ZWIRNER, Ernst Friedrich
(b. 1802, Jakobswalde, d. 1861, Köln)


German architect. He studied in Breslau and Berlin, and worked at the latter place under Karl Friedrich Schinkel. From 1833 he was the leading architect of the cathedral at Cologne which was to be completed. At Cologne, he was next to Vincenz Statz (1819-1898) the most important practical representative of Gothic architecture. From the time it was recognized that the completion of the great cathedral at Cologne was the task which would bring the highest honour to the Gothic style, so Schinkel's school was drawn on to carry out the work. Zwirner was called to Cologne for this task.

After the work of restoration was finished, Zwirner presented his plans for the completion of the structure in 1841 to King Frederick William IV. Upon the approval of the plans the work began the next year, and it was completed by Zwirner's able successor, Karl Eduard Richard Voigtel (1829-1902).

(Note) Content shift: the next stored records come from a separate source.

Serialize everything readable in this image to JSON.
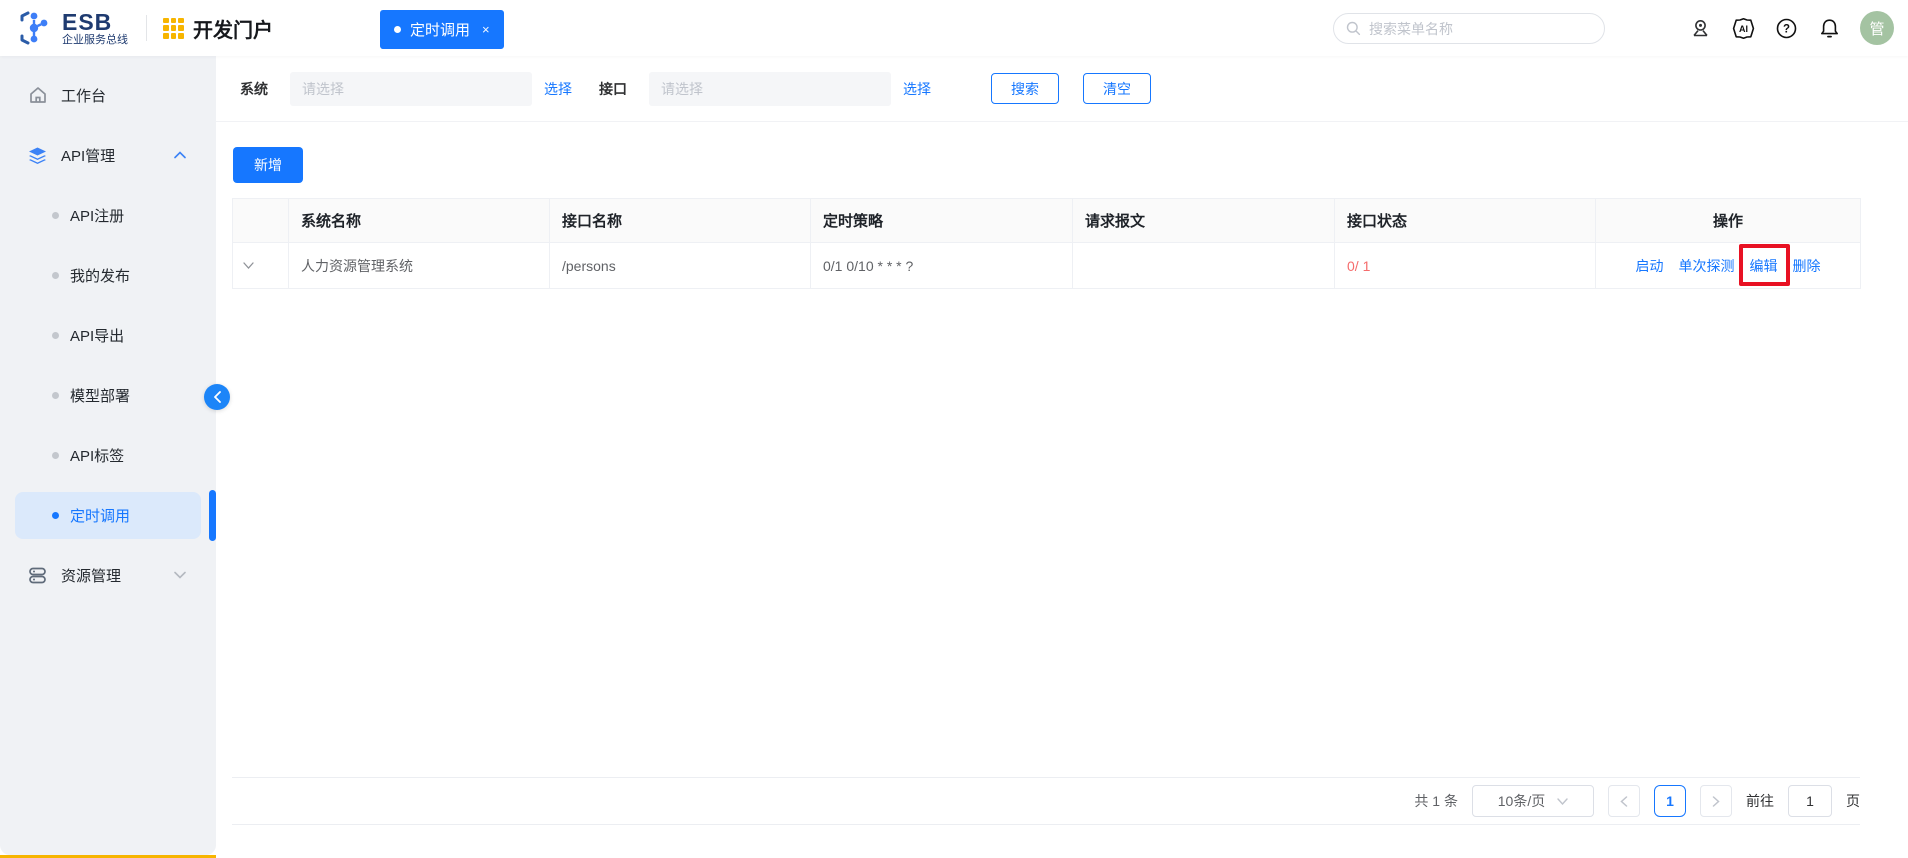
{
  "header": {
    "logo_title": "ESB",
    "logo_subtitle": "企业服务总线",
    "portal_title": "开发门户",
    "tab_label": "定时调用",
    "tab_close": "×",
    "search_placeholder": "搜索菜单名称",
    "avatar_label": "管"
  },
  "sidebar": {
    "items": [
      {
        "label": "工作台"
      },
      {
        "label": "API管理"
      },
      {
        "label": "API注册"
      },
      {
        "label": "我的发布"
      },
      {
        "label": "API导出"
      },
      {
        "label": "模型部署"
      },
      {
        "label": "API标签"
      },
      {
        "label": "定时调用"
      },
      {
        "label": "资源管理"
      }
    ]
  },
  "filters": {
    "system_label": "系统",
    "interface_label": "接口",
    "select_placeholder": "请选择",
    "choose_link": "选择",
    "search_button": "搜索",
    "clear_button": "清空"
  },
  "toolbar": {
    "add_button": "新增"
  },
  "table": {
    "columns": [
      "系统名称",
      "接口名称",
      "定时策略",
      "请求报文",
      "接口状态",
      "操作"
    ],
    "rows": [
      {
        "system_name": "人力资源管理系统",
        "interface_name": "/persons",
        "cron": "0/1 0/10 * * * ?",
        "request_body": "",
        "status": "0/ 1",
        "actions": [
          "启动",
          "单次探测",
          "编辑",
          "删除"
        ]
      }
    ]
  },
  "pagination": {
    "total": "共 1 条",
    "page_size": "10条/页",
    "current_page": "1",
    "goto_label": "前往",
    "goto_value": "1",
    "page_unit": "页"
  },
  "colors": {
    "primary": "#1677ff",
    "status_red": "#f56c6c",
    "annotation_red": "#e81123",
    "brand_orange": "#f7b500",
    "avatar_green": "#a4c3a2",
    "sidebar_bg": "#f0f2f5",
    "selected_bg": "#dbe9fb"
  }
}
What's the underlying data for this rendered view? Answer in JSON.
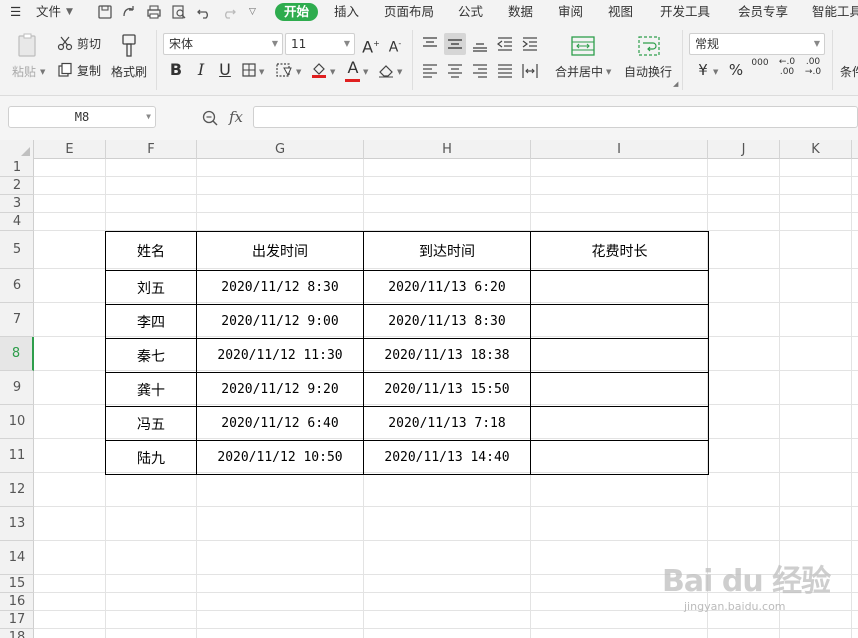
{
  "menubar": {
    "menu_label": "文件",
    "tabs": [
      "开始",
      "插入",
      "页面布局",
      "公式",
      "数据",
      "审阅",
      "视图",
      "开发工具",
      "会员专享",
      "智能工具"
    ],
    "active_tab": "开始"
  },
  "ribbon": {
    "clipboard": {
      "paste": "粘贴",
      "cut": "剪切",
      "copy": "复制",
      "format_painter": "格式刷"
    },
    "font": {
      "name": "宋体",
      "size": "11",
      "bold": "B",
      "italic": "I",
      "underline": "U",
      "font_color_letter": "A"
    },
    "alignment": {
      "merge_center": "合并居中",
      "wrap_text": "自动换行"
    },
    "number": {
      "format": "常规",
      "currency": "¥",
      "percent": "%",
      "thousands": "000",
      "inc_decimal": "←.0\n.00",
      "dec_decimal": ".00\n→.0"
    },
    "conditional_partial": "条件"
  },
  "formula_bar": {
    "name_box": "M8",
    "fx_label": "fx",
    "formula": ""
  },
  "grid": {
    "columns": [
      "E",
      "F",
      "G",
      "H",
      "I",
      "J",
      "K"
    ],
    "rows": [
      "1",
      "2",
      "3",
      "4",
      "5",
      "6",
      "7",
      "8",
      "9",
      "10",
      "11",
      "12",
      "13",
      "14",
      "15",
      "16",
      "17",
      "18"
    ],
    "active_row": "8"
  },
  "table": {
    "headers": [
      "姓名",
      "出发时间",
      "到达时间",
      "花费时长"
    ],
    "rows": [
      [
        "刘五",
        "2020/11/12 8:30",
        "2020/11/13 6:20",
        ""
      ],
      [
        "李四",
        "2020/11/12 9:00",
        "2020/11/13 8:30",
        ""
      ],
      [
        "秦七",
        "2020/11/12 11:30",
        "2020/11/13 18:38",
        ""
      ],
      [
        "龚十",
        "2020/11/12 9:20",
        "2020/11/13 15:50",
        ""
      ],
      [
        "冯五",
        "2020/11/12 6:40",
        "2020/11/13 7:18",
        ""
      ],
      [
        "陆九",
        "2020/11/12 10:50",
        "2020/11/13 14:40",
        ""
      ]
    ]
  },
  "watermark": {
    "brand": "Bai du 经验",
    "url": "jingyan.baidu.com"
  },
  "colors": {
    "accent": "#2eac4e",
    "active_row": "#2e9e4b",
    "font_color_bar": "#e02020"
  }
}
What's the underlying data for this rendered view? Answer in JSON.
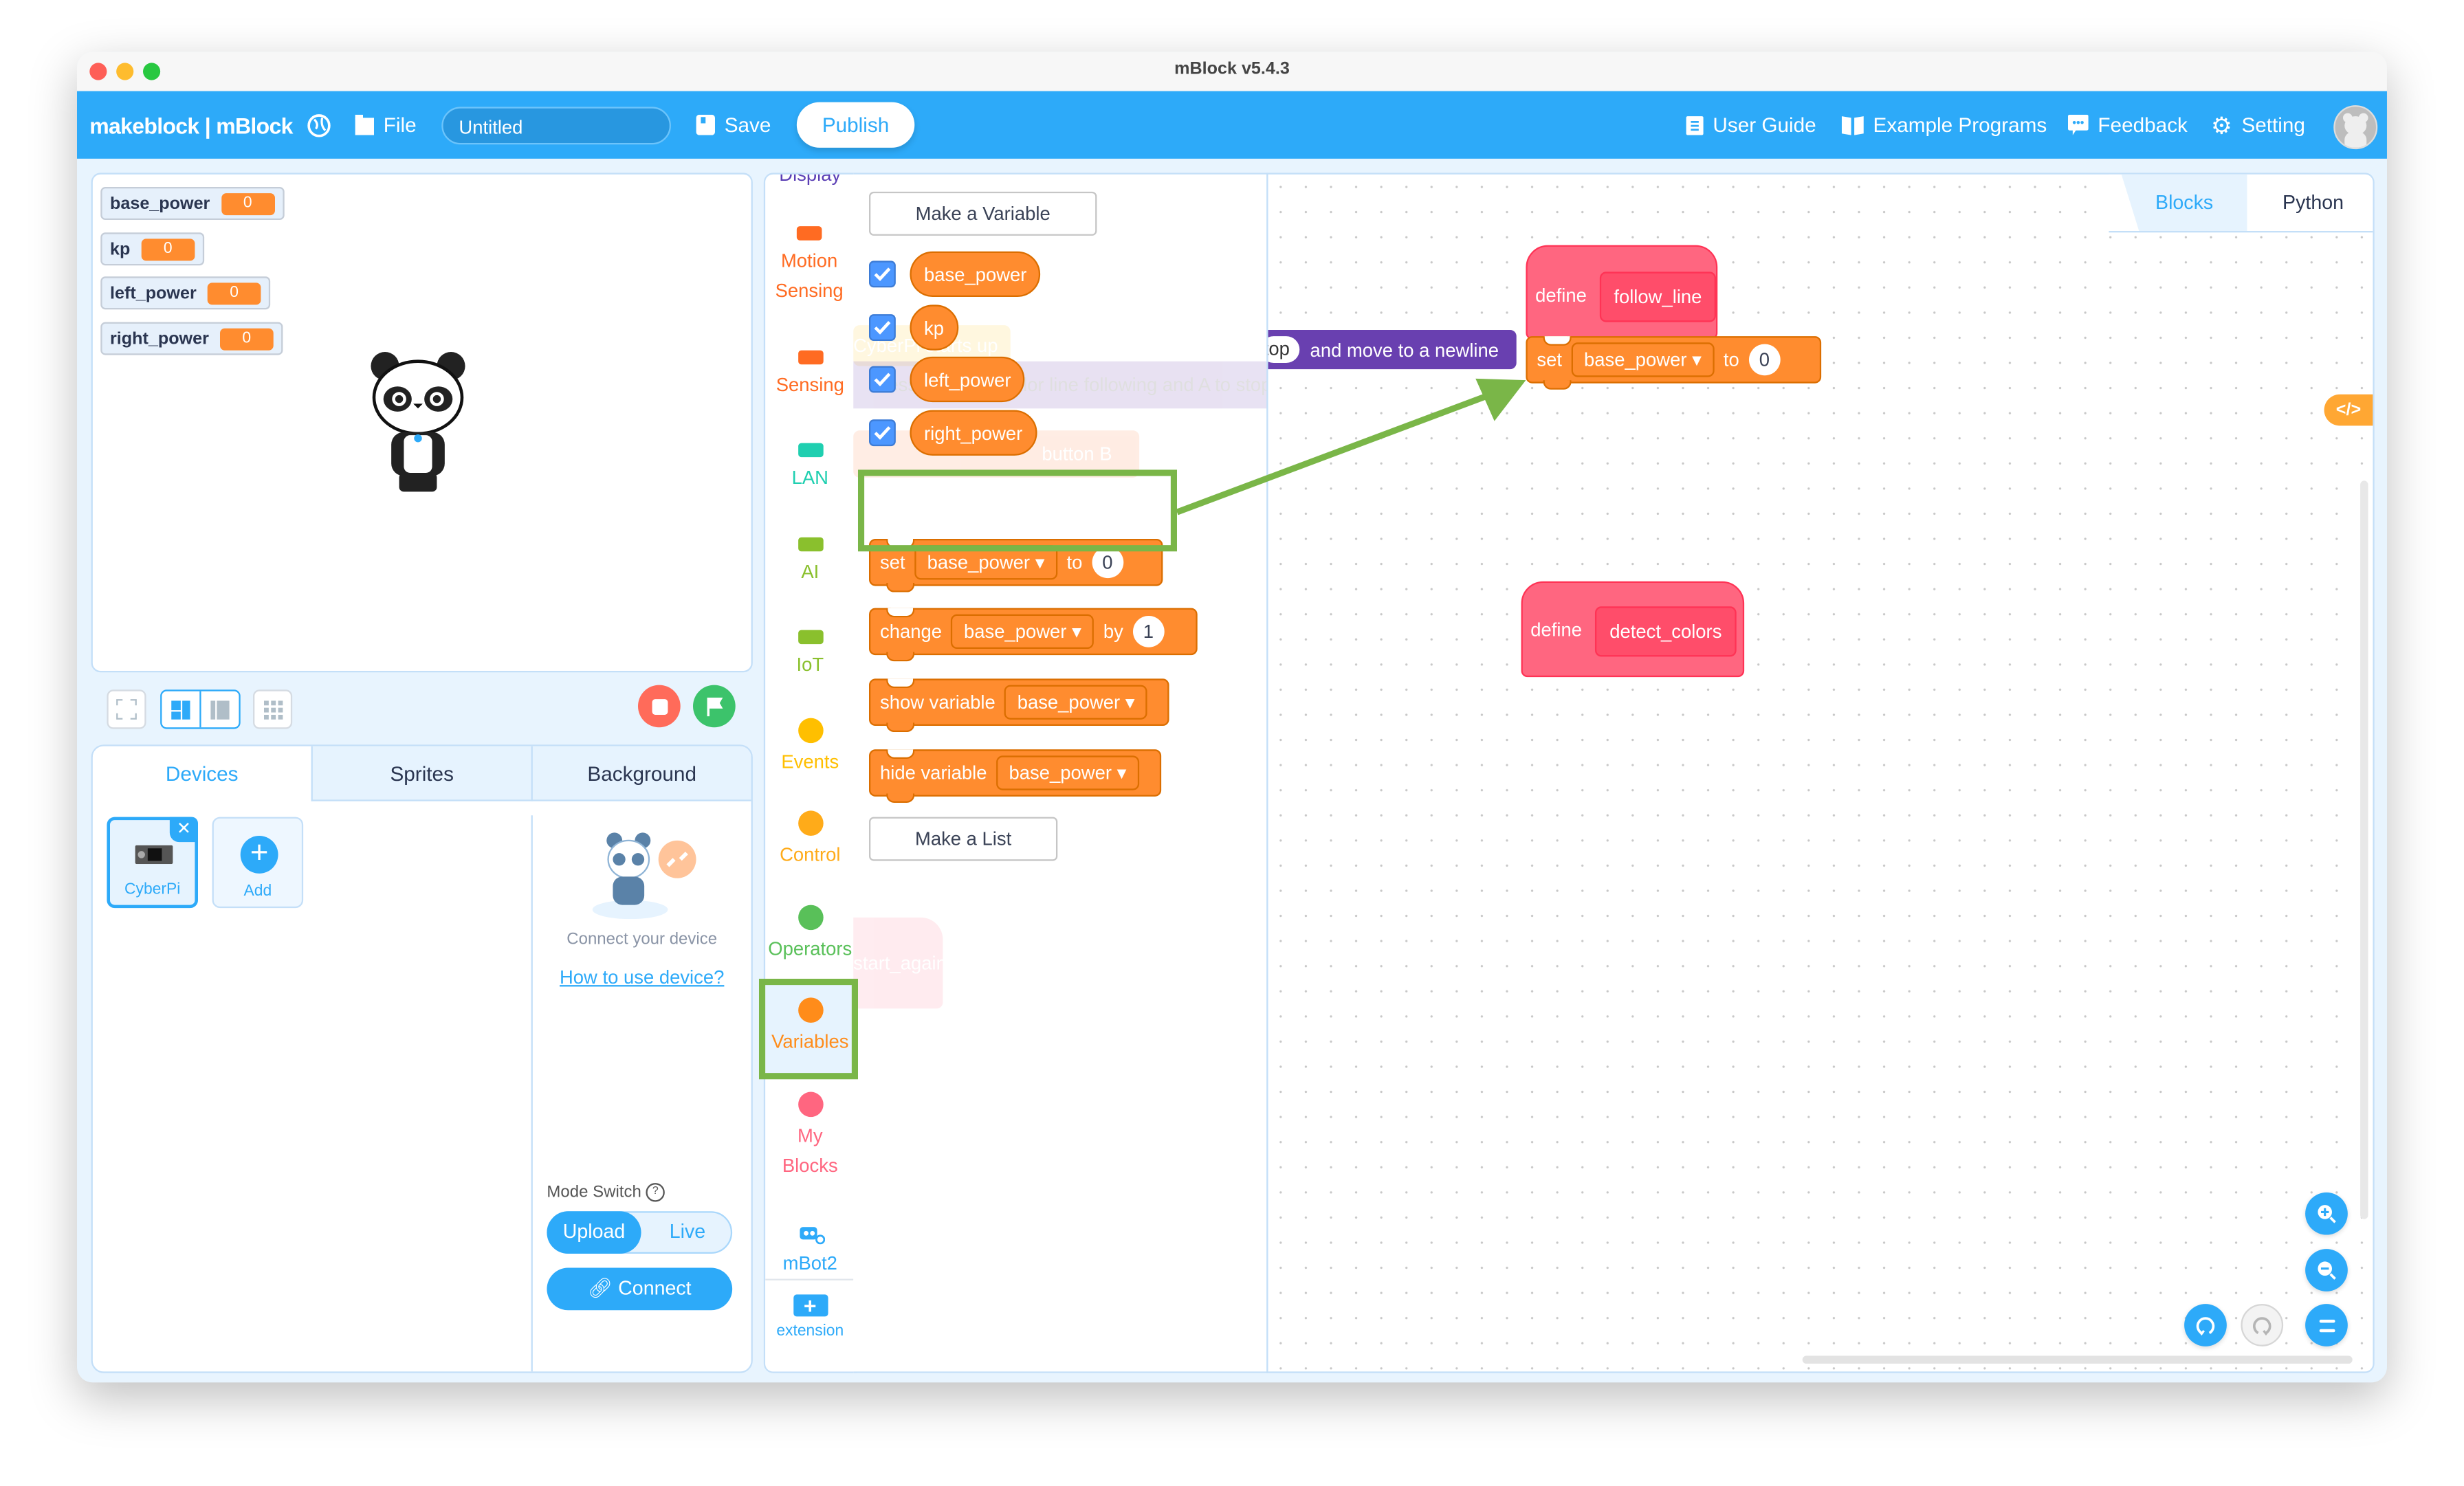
{
  "window": {
    "title": "mBlock v5.4.3"
  },
  "topbar": {
    "logo": "makeblock | mBlock",
    "file_label": "File",
    "project_name": "Untitled",
    "save_label": "Save",
    "publish_label": "Publish",
    "user_guide_label": "User Guide",
    "examples_label": "Example Programs",
    "feedback_label": "Feedback",
    "setting_label": "Setting"
  },
  "stage": {
    "monitors": [
      {
        "name": "base_power",
        "value": "0"
      },
      {
        "name": "kp",
        "value": "0"
      },
      {
        "name": "left_power",
        "value": "0"
      },
      {
        "name": "right_power",
        "value": "0"
      }
    ]
  },
  "panel": {
    "tabs": [
      {
        "label": "Devices",
        "active": true
      },
      {
        "label": "Sprites",
        "active": false
      },
      {
        "label": "Background",
        "active": false
      }
    ],
    "devices": [
      {
        "label": "CyberPi"
      }
    ],
    "add_label": "Add",
    "connect_hint": "Connect your device",
    "howto_link": "How to use device?",
    "mode_switch_label": "Mode Switch",
    "mode_options": [
      "Upload",
      "Live"
    ],
    "mode_selected": "Upload",
    "connect_label": "Connect"
  },
  "categories": [
    {
      "label": "Display",
      "color": "#5b3fb5"
    },
    {
      "label": "Motion Sensing",
      "color": "#ff6b22"
    },
    {
      "label": "Sensing",
      "color": "#ff6b22"
    },
    {
      "label": "LAN",
      "color": "#1fcfb0"
    },
    {
      "label": "AI",
      "color": "#8ac02d"
    },
    {
      "label": "IoT",
      "color": "#8ac02d"
    },
    {
      "label": "Events",
      "color": "#ffbf00"
    },
    {
      "label": "Control",
      "color": "#ffab19"
    },
    {
      "label": "Operators",
      "color": "#59c059"
    },
    {
      "label": "Variables",
      "color": "#ff8c1a",
      "selected": true
    },
    {
      "label": "My Blocks",
      "color": "#ff6680"
    },
    {
      "label": "mBot2",
      "color": "#2daaf9"
    },
    {
      "label": "extension",
      "color": "#2daaf9"
    }
  ],
  "palette": {
    "make_variable": "Make a Variable",
    "variables": [
      {
        "name": "base_power",
        "checked": true
      },
      {
        "name": "kp",
        "checked": true
      },
      {
        "name": "left_power",
        "checked": true
      },
      {
        "name": "right_power",
        "checked": true
      }
    ],
    "blocks": {
      "set": {
        "verb": "set",
        "var": "base_power",
        "prep": "to",
        "value": "0"
      },
      "change": {
        "verb": "change",
        "var": "base_power",
        "prep": "by",
        "value": "1"
      },
      "show": {
        "verb": "show variable",
        "var": "base_power"
      },
      "hide": {
        "verb": "hide variable",
        "var": "base_power"
      }
    },
    "make_list": "Make a List",
    "ghost_texts": [
      "CyberPi starts up",
      "Press B to start color line following and A to stop",
      "button B pressed?",
      "start_again"
    ]
  },
  "canvas": {
    "tabs": [
      {
        "label": "Blocks",
        "active": true
      },
      {
        "label": "Python",
        "active": false
      }
    ],
    "purple_block": {
      "value": "top",
      "text": "and move to a newline"
    },
    "define1": {
      "keyword": "define",
      "name": "follow_line"
    },
    "set_block": {
      "verb": "set",
      "var": "base_power",
      "prep": "to",
      "value": "0"
    },
    "define2": {
      "keyword": "define",
      "name": "detect_colors"
    }
  },
  "colors": {
    "accent": "#2daaf9",
    "variables": "#ff8c2f",
    "myblocks": "#ff6680",
    "highlight": "#7ab648"
  }
}
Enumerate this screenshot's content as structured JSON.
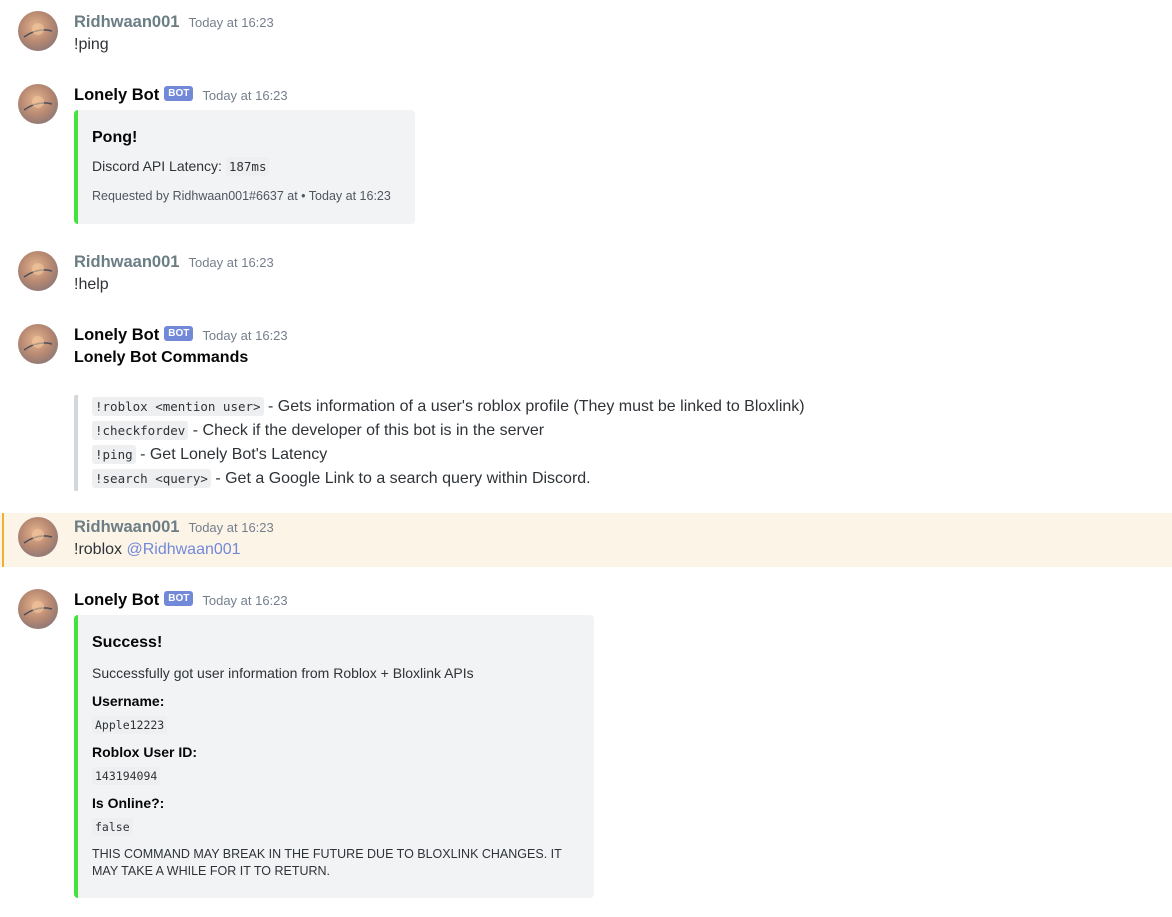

What he had learned from his work on the cathedral of Cologne, Zwirner used in designs of his own with the same fine skill and energy. His best building is probably the church of St. Apollinaris at Remagen. He also built a church at Mülheim on the Rhine, and one at Elberfeld. He restored the castle of Argenfels on the Rhine, built the castle of Herdringen in the style of the ancient fortress castles on the Rhine for Count von Furstenberg, and also the Moyland Castle near Kleve. His last work was the magnificent, 1861 Moorish Revival Glockengasse Synagogue at Cologne.